Am I being unreasonable? Let me know what you think..

 

*****Original post is below.

Last night I had an extensive and animated conversation with my older daughter about gas money. Specifically whose responsibility is it to pay for Gas for the car SHE drives to and from college and to drive her BFF’s around in. Needless to say.. Dad was the bad cop because he insisted on that his daughter pay for gas since he paid all the other expenses related to the car..

What do you think? If Dad pays for everything (maintenance, insurance, registration) isn’t it fair to ask the her of the car to pay for Gas? Especially when the driver does have a job which can pay for gas? Yes she doesn’t make a lot of money.. but as I remember, when I was growing up (in the ancient 70’s), I financed my car including all maintenance! Yes that 1972 Plymouth Duster should could eat up gas!

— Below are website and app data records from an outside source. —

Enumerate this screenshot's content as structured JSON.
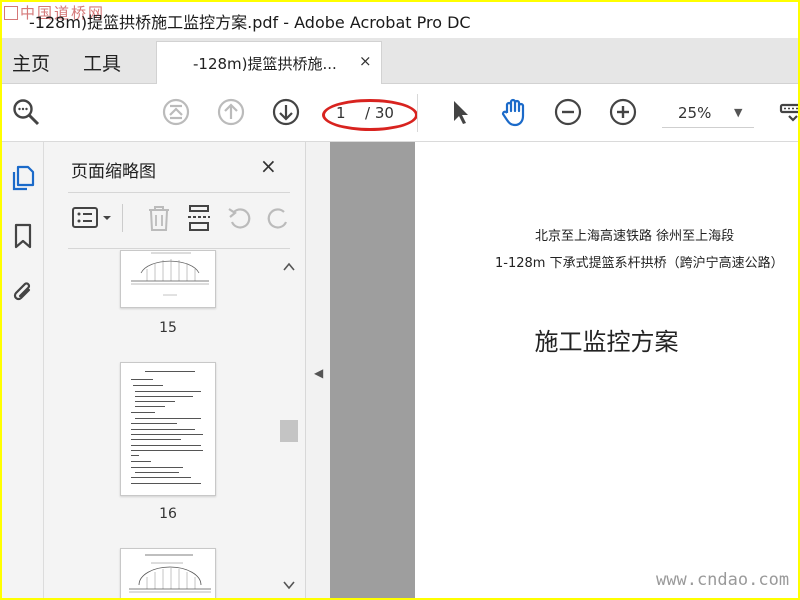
{
  "watermark_top": "中国道桥网",
  "window": {
    "title": "-128m)提篮拱桥施工监控方案.pdf - Adobe Acrobat Pro DC"
  },
  "tabs": {
    "home": "主页",
    "tools": "工具",
    "document": "-128m)提篮拱桥施...",
    "close": "×"
  },
  "toolbar": {
    "page_current": "1",
    "page_total": "/ 30",
    "zoom": "25%",
    "annotation_color": "#d8231f",
    "icons": [
      "search-icon",
      "first-page-icon",
      "prev-page-icon",
      "next-page-icon",
      "select-arrow-icon",
      "hand-tool-icon",
      "zoom-out-icon",
      "zoom-in-icon",
      "zoom-caret-icon",
      "more-tools-icon"
    ]
  },
  "accent_color": "#1b6ac9",
  "thumbnails_panel": {
    "title": "页面缩略图",
    "close": "×",
    "pages": [
      {
        "label": "15"
      },
      {
        "label": "16"
      },
      {
        "label": ""
      }
    ]
  },
  "document": {
    "line1": "北京至上海高速铁路    徐州至上海段",
    "line2": "1-128m 下承式提篮系杆拱桥（跨沪宁高速公路）",
    "heading": "施工监控方案"
  },
  "watermark_bottom": "www.cndao.com"
}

Of course many people can say “That was then, this is now Dad”, but as part of a parents responsibility is to teach their children fiscal responsibility and being able to properly determine which are fixed expenses (gas, utilities, RENT) and which are discretionary (Gifts and entertainment).

Don’t get me wrong.. my daughter is a great kid, but when it comes to money..the buck stops there. Literally!

See when she was unemployed, I paid all the expenses for my car which she uses. Now that she has some income coming in, I felt it’s time we had some equality with expense sharing.. Again, Dad is the bad cop for even asking for this!

What do you think? Am I being unreasonable? I won’t ask this question in my household in near future as my daughter now has gotten her gas funding from her… Mom..